Kenneth L. Karst
"Freedman v. Maryland 380 U.S. 51 (1965)." Encyclopedia of the American Constitution. . Encyclopedia.com. (January 20, 2019). https://www.encyclopedia.com/politics/encyclopedias-almanacs-transcripts-and-maps/freedman-v-maryland-380-us-51-1965
"Freedman v. Maryland 380 U.S. 51 (1965)." Encyclopedia of the American Constitution. . Retrieved January 20, 2019 from Encyclopedia.com: https://www.encyclopedia.com/politics/encyclopedias-almanacs-transcripts-and-maps/freedman-v-maryland-380-us-51-1965
Encyclopedia.com gives you the ability to cite reference entries and articles according to common styles from the Modern Language Association (MLA), The Chicago Manual of Style, and the American Psychological Association (APA).
Within the “Cite this article” tool, pick a style to see how all available information looks when formatted according to that style. Then, copy and paste the text into your bibliography or works cited list.
Because each style has its own formatting nuances that evolve over time and not all information is available for every reference entry or article, Encyclopedia.com cannot guarantee each citation it generates. Therefore, it’s best to use Encyclopedia.com citations as a starting point before checking the style against your school or publication’s requirements and the most-recent information available at these sites:
Modern Language Association
The Chicago Manual of Style
American Psychological Association
- Most online reference entries and articles do not have page numbers. Therefore, that information is unavailable for most Encyclopedia.com content. However, the date of retrieval is often important. Refer to each style’s convention regarding the best way to format page numbers and retrieval dates.

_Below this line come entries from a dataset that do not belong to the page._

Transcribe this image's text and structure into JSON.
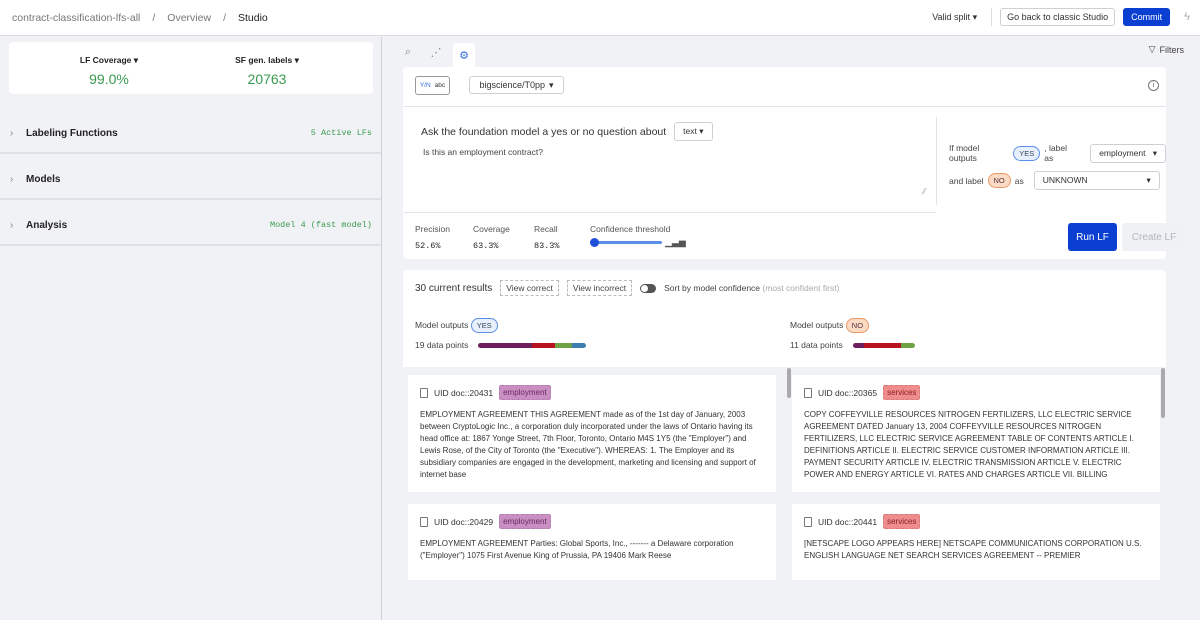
{
  "breadcrumb": [
    "contract-classification-lfs-all",
    "Overview",
    "Studio"
  ],
  "header": {
    "split": "Valid split",
    "classic_button": "Go back to classic Studio",
    "commit_button": "Commit"
  },
  "sidebar": {
    "stats": [
      {
        "label": "LF Coverage",
        "value": "99.0%"
      },
      {
        "label": "SF gen. labels",
        "value": "20763"
      }
    ],
    "sections": [
      {
        "title": "Labeling Functions",
        "badge": "5 Active LFs"
      },
      {
        "title": "Models",
        "badge": ""
      },
      {
        "title": "Analysis",
        "badge": "Model 4 (fast model)"
      }
    ]
  },
  "main": {
    "filters_label": "Filters",
    "toggle": {
      "yn": "Y/N",
      "abc": "abc"
    },
    "model": "bigscience/T0pp",
    "question_prefix": "Ask the foundation model a yes or no question about",
    "field": "text",
    "prompt": "Is this an employment contract?",
    "if_yes_prefix": "If model outputs",
    "yes": "YES",
    "label_as": ", label as",
    "yes_label": "employment",
    "and_label": "and label",
    "no": "NO",
    "as": "as",
    "no_label": "UNKNOWN",
    "metrics": [
      {
        "label": "Precision",
        "value": "52.6%"
      },
      {
        "label": "Coverage",
        "value": "63.3%"
      },
      {
        "label": "Recall",
        "value": "83.3%"
      }
    ],
    "threshold_label": "Confidence threshold",
    "threshold_value": 0,
    "run_button": "Run LF",
    "create_button": "Create LF"
  },
  "results": {
    "count_label": "30 current results",
    "view_correct": "View correct",
    "view_incorrect": "View incorrect",
    "sort_label": "Sort by model confidence",
    "sort_hint": "(most confident first)",
    "model_outputs": "Model outputs",
    "yes_col": {
      "points": "19 data points",
      "distribution": [
        {
          "color": "#6e1f5c",
          "fraction": 0.5
        },
        {
          "color": "#b8121e",
          "fraction": 0.21
        },
        {
          "color": "#6fa245",
          "fraction": 0.16
        },
        {
          "color": "#3d7fb0",
          "fraction": 0.13
        }
      ]
    },
    "no_col": {
      "points": "11 data points",
      "distribution": [
        {
          "color": "#6e1f5c",
          "fraction": 0.18
        },
        {
          "color": "#b8121e",
          "fraction": 0.6
        },
        {
          "color": "#6fa245",
          "fraction": 0.22
        }
      ]
    },
    "cards": [
      {
        "uid": "UID doc::20431",
        "tag": "employment",
        "text": "EMPLOYMENT AGREEMENT THIS AGREEMENT made as of the 1st day of January, 2003 between CryptoLogic Inc., a corporation duly incorporated under the laws of Ontario having its head office at: 1867 Yonge Street, 7th Floor, Toronto, Ontario M4S 1Y5 (the \"Employer\") and Lewis Rose, of the City of Toronto (the \"Executive\"). WHEREAS: 1. The Employer and its subsidiary companies are engaged in the development, marketing and licensing and support of internet base"
      },
      {
        "uid": "UID doc::20365",
        "tag": "services",
        "text": "COPY COFFEYVILLE RESOURCES NITROGEN FERTILIZERS, LLC ELECTRIC SERVICE AGREEMENT DATED January 13, 2004 COFFEYVILLE RESOURCES NITROGEN FERTILIZERS, LLC ELECTRIC SERVICE AGREEMENT TABLE OF CONTENTS ARTICLE I. DEFINITIONS ARTICLE II. ELECTRIC SERVICE CUSTOMER INFORMATION ARTICLE III. PAYMENT SECURITY ARTICLE IV. ELECTRIC TRANSMISSION ARTICLE V. ELECTRIC POWER AND ENERGY ARTICLE VI. RATES AND CHARGES ARTICLE VII. BILLING"
      },
      {
        "uid": "UID doc::20429",
        "tag": "employment",
        "text": "EMPLOYMENT AGREEMENT Parties: Global Sports, Inc., ------- a Delaware corporation (\"Employer\") 1075 First Avenue King of Prussia, PA 19406 Mark Reese"
      },
      {
        "uid": "UID doc::20441",
        "tag": "services",
        "text": "[NETSCAPE LOGO APPEARS HERE] NETSCAPE COMMUNICATIONS CORPORATION U.S. ENGLISH LANGUAGE NET SEARCH SERVICES AGREEMENT -- PREMIER"
      }
    ]
  }
}
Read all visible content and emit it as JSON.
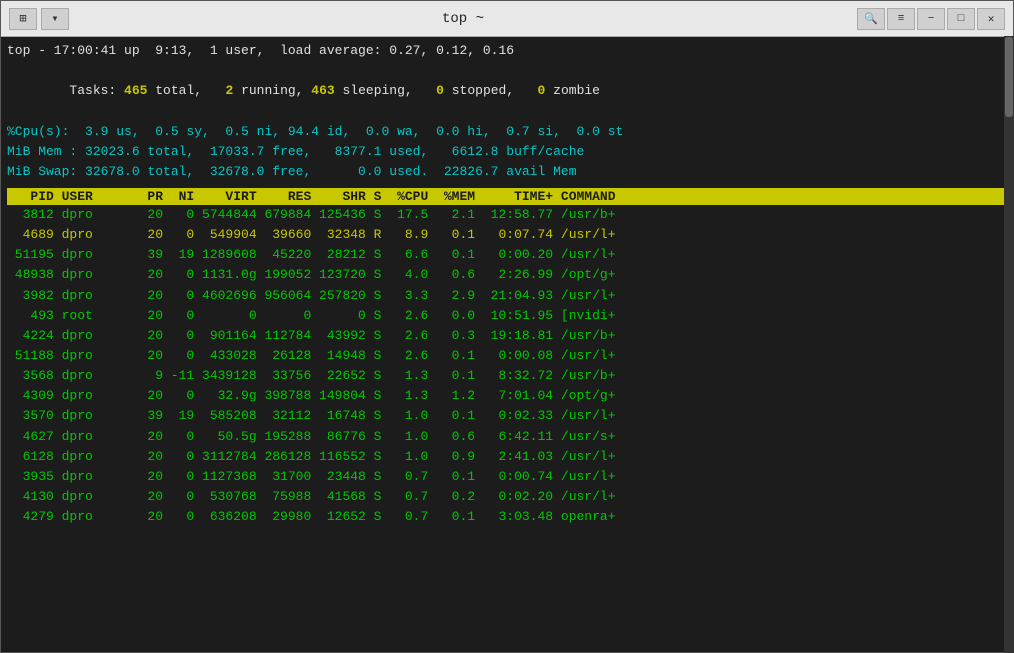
{
  "titlebar": {
    "title": "top ~",
    "btn_icon_label": "⊞",
    "btn_dropdown": "▾",
    "search_label": "🔍",
    "menu_label": "≡",
    "minimize_label": "─",
    "maximize_label": "□",
    "close_label": "✕"
  },
  "status": {
    "line1": "top - 17:00:41 up  9:13,  1 user,  load average: 0.27, 0.12, 0.16",
    "line2_label_tasks": "Tasks:",
    "line2_465": "465",
    "line2_total": " total,",
    "line2_2": "   2",
    "line2_running": " running,",
    "line2_463": " 463",
    "line2_sleeping": " sleeping,",
    "line2_0stop": "   0",
    "line2_stopped": " stopped,",
    "line2_0zomb": "   0",
    "line2_zombie": " zombie",
    "line3": "%Cpu(s):  3.9 us,  0.5 sy,  0.5 ni, 94.4 id,  0.0 wa,  0.0 hi,  0.7 si,  0.0 st",
    "line4": "MiB Mem : 32023.6 total,  17033.7 free,   8377.1 used,   6612.8 buff/cache",
    "line5": "MiB Swap: 32678.0 total,  32678.0 free,      0.0 used.  22826.7 avail Mem"
  },
  "table": {
    "header": "   PID USER       PR  NI    VIRT    RES    SHR S  %CPU  %MEM     TIME+ COMMAND",
    "rows": [
      {
        "text": "  3812 dpro       20   0 5744844 679884 125436 S  17.5   2.1  12:58.77 /usr/b+",
        "highlight": false,
        "s_char": "S"
      },
      {
        "text": "  4689 dpro       20   0  549904  39660  32348 R   8.9   0.1   0:07.74 /usr/l+",
        "highlight": true,
        "s_char": "R"
      },
      {
        "text": " 51195 dpro       39  19 1289608  45220  28212 S   6.6   0.1   0:00.20 /usr/l+",
        "highlight": false,
        "s_char": "S"
      },
      {
        "text": " 48938 dpro       20   0 1131.0g 199052 123720 S   4.0   0.6   2:26.99 /opt/g+",
        "highlight": false,
        "s_char": "S"
      },
      {
        "text": "  3982 dpro       20   0 4602696 956064 257820 S   3.3   2.9  21:04.93 /usr/l+",
        "highlight": false,
        "s_char": "S"
      },
      {
        "text": "   493 root       20   0       0      0      0 S   2.6   0.0  10:51.95 [nvidi+",
        "highlight": false,
        "s_char": "S"
      },
      {
        "text": "  4224 dpro       20   0  901164 112784  43992 S   2.6   0.3  19:18.81 /usr/b+",
        "highlight": false,
        "s_char": "S"
      },
      {
        "text": " 51188 dpro       20   0  433028  26128  14948 S   2.6   0.1   0:00.08 /usr/l+",
        "highlight": false,
        "s_char": "S"
      },
      {
        "text": "  3568 dpro        9 -11 3439128  33756  22652 S   1.3   0.1   8:32.72 /usr/b+",
        "highlight": false,
        "s_char": "S"
      },
      {
        "text": "  4309 dpro       20   0   32.9g 398788 149804 S   1.3   1.2   7:01.04 /opt/g+",
        "highlight": false,
        "s_char": "S"
      },
      {
        "text": "  3570 dpro       39  19  585208  32112  16748 S   1.0   0.1   0:02.33 /usr/l+",
        "highlight": false,
        "s_char": "S"
      },
      {
        "text": "  4627 dpro       20   0   50.5g 195288  86776 S   1.0   0.6   6:42.11 /usr/s+",
        "highlight": false,
        "s_char": "S"
      },
      {
        "text": "  6128 dpro       20   0 3112784 286128 116552 S   1.0   0.9   2:41.03 /usr/l+",
        "highlight": false,
        "s_char": "S"
      },
      {
        "text": "  3935 dpro       20   0 1127368  31700  23448 S   0.7   0.1   0:00.74 /usr/l+",
        "highlight": false,
        "s_char": "S"
      },
      {
        "text": "  4130 dpro       20   0  530768  75988  41568 S   0.7   0.2   0:02.20 /usr/l+",
        "highlight": false,
        "s_char": "S"
      },
      {
        "text": "  4279 dpro       20   0  636208  29980  12652 S   0.7   0.1   3:03.48 openra+",
        "highlight": false,
        "s_char": "S"
      }
    ]
  }
}
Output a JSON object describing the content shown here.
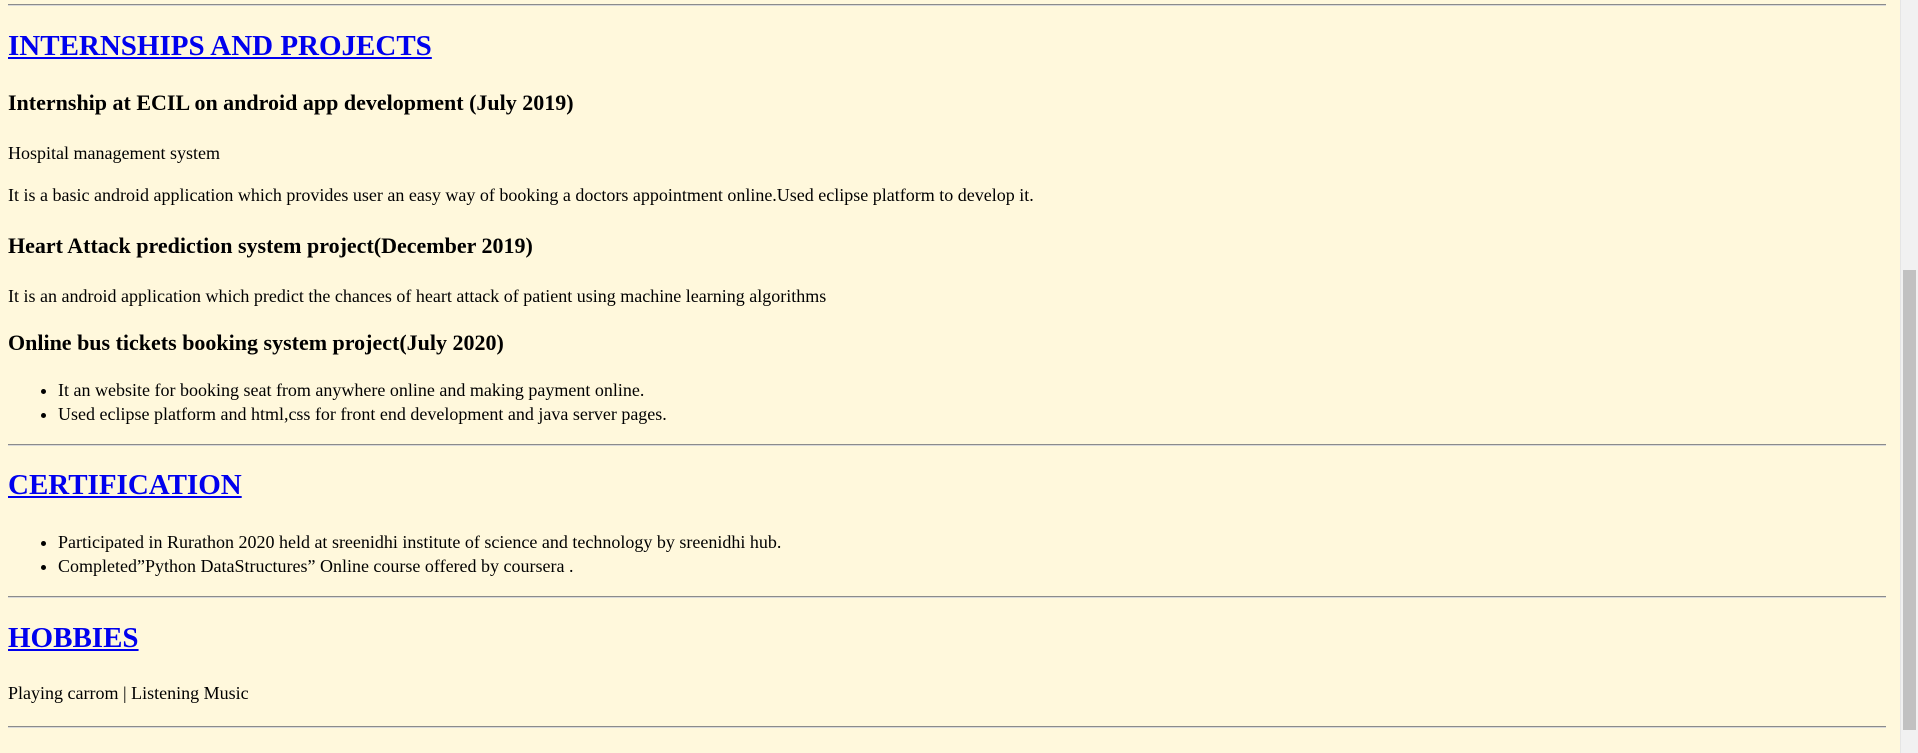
{
  "sections": {
    "internships": {
      "title": "INTERNSHIPS AND PROJECTS",
      "items": [
        {
          "heading": "Internship at ECIL on android app development (July 2019)",
          "subtitle": "Hospital management system",
          "description": "It is a basic android application which provides user an easy way of booking a doctors appointment online.Used eclipse platform to develop it."
        },
        {
          "heading": "Heart Attack prediction system project(December 2019)",
          "description": "It is an android application which predict the chances of heart attack of patient using machine learning algorithms"
        },
        {
          "heading": "Online bus tickets booking system project(July 2020)",
          "bullets": [
            "It an website for booking seat from anywhere online and making payment online.",
            "Used eclipse platform and html,css for front end development and java server pages."
          ]
        }
      ]
    },
    "certification": {
      "title": "CERTIFICATION",
      "bullets": [
        "Participated in Rurathon 2020 held at sreenidhi institute of science and technology by sreenidhi hub.",
        "Completed”Python DataStructures” Online course offered by coursera ."
      ]
    },
    "hobbies": {
      "title": "HOBBIES",
      "text": "Playing carrom | Listening Music"
    }
  },
  "theme": {
    "background": "#fff8dc",
    "link": "#0000ee"
  }
}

- In addition to the MLA, Chicago, and APA styles, your school, university, publication, or institution may have its own requirements for citations. Therefore, be sure to refer to those guidelines when editing your bibliography or works cited list.